Notable Conquest: Novak Djokovic (2nd seed, Serbia)
Today's Result: lost to Rafael Nadal (1st, Spain) in four sets

Photo via TopNews

Fed turns 30 in August. Nadal has just turned 25 and seems unlikely to play until he's 30. We can't reasonably expect to see many more matches like the one we had today. Today's was not the best match in the Federer-Nadal oeuvre but there were definitely moments of pure magic. No one was going to beat Nadal today. But let's be honest, no one but Nadal would have beaten Federer today either. Some of their points defy belief. My parents are visiting. Not sports fans at all, they still marveled at the performance of these two titans.

Wimbledon should be pretty interesting now. Can Djokovic recover from what was surely a devastating semifinal loss? Can Murray withstand the annual pressure and do his nation proud? If Fed is, indeed, stronger and Rafa is, indeed, weaker and Fed gains further ground on a grass court, who will be the victor should they meet on the lawns?

My Tennis Fantasy

Current Overall Standing: 24th
My MVP for the Week: Rafael Nadal with $1,525,104, defeating Roger Federer for the title at Roland Garros

Photo via

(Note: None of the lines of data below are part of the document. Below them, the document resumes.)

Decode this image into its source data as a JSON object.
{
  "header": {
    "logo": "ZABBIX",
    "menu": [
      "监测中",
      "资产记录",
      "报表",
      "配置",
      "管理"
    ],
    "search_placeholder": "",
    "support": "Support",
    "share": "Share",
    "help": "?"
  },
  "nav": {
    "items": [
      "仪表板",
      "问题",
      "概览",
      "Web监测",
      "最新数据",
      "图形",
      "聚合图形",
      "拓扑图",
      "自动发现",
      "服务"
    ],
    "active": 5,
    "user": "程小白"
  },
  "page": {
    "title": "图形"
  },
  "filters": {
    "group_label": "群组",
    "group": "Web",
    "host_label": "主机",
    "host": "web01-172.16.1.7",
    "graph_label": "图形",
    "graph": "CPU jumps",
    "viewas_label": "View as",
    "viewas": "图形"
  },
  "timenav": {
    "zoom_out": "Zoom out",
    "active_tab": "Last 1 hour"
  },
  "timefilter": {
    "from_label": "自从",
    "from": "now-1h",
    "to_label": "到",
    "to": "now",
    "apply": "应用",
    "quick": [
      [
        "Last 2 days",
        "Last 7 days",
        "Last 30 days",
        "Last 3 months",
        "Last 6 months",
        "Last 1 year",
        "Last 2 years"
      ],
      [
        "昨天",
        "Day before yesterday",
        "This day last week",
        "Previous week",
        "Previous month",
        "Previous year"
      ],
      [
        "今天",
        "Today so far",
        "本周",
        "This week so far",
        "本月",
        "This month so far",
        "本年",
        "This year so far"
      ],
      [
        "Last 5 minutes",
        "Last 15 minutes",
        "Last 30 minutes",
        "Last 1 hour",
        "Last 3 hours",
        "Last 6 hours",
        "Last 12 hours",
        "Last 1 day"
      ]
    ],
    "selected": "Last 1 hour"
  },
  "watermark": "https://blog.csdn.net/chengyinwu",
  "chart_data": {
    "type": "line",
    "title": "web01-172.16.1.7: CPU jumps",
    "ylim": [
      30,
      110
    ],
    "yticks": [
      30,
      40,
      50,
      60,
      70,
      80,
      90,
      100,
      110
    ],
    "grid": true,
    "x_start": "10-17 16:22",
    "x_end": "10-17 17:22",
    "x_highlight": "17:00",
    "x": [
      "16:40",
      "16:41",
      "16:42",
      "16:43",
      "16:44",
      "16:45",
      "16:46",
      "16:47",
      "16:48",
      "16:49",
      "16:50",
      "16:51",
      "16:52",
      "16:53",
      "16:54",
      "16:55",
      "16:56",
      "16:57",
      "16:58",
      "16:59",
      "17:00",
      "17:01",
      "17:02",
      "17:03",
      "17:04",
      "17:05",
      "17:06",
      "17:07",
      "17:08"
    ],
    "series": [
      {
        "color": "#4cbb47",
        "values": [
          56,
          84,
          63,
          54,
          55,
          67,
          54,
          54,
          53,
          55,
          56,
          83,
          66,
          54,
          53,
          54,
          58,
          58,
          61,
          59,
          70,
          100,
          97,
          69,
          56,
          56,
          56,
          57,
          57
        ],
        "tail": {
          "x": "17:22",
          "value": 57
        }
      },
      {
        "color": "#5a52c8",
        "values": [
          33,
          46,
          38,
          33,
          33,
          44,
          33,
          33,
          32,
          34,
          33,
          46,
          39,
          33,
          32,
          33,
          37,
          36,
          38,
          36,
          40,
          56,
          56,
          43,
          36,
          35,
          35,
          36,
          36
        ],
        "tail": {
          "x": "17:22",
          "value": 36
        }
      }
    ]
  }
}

Rafa has further strengthened his own credentials among the all-time greats. Does this victory give him a second wind for the rest of the season? I, for one, think he now heads to Wimbledon as the definite favorite.